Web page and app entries
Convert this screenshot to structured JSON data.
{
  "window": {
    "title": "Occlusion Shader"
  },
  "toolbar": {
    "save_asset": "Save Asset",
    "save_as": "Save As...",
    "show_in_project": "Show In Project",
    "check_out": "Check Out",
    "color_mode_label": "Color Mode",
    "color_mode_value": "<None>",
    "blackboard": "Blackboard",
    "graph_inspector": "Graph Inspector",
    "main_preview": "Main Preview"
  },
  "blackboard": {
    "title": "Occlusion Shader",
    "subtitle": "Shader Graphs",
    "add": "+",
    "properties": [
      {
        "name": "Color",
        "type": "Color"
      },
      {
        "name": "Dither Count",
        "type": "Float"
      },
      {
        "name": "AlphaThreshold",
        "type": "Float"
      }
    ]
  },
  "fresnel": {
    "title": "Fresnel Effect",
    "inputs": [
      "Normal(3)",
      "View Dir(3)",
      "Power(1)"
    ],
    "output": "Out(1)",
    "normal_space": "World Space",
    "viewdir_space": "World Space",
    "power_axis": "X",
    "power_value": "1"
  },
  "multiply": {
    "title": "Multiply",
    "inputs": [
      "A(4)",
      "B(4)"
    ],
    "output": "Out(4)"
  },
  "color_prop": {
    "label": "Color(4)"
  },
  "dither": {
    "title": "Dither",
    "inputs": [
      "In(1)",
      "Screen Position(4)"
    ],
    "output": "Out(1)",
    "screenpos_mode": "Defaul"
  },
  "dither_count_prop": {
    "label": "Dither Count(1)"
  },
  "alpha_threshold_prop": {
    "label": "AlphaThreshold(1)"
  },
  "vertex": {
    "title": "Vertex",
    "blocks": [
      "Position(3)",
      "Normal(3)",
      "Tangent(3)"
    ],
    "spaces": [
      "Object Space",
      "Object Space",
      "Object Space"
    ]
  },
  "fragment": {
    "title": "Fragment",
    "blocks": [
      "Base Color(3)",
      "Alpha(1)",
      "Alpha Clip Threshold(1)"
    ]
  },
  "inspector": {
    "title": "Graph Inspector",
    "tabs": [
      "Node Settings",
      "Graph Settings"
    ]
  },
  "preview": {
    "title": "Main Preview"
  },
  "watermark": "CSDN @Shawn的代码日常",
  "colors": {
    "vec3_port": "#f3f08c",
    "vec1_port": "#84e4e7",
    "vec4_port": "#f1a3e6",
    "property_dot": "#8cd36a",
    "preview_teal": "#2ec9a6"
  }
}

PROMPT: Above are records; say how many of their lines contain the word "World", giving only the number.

OUTPUT: 2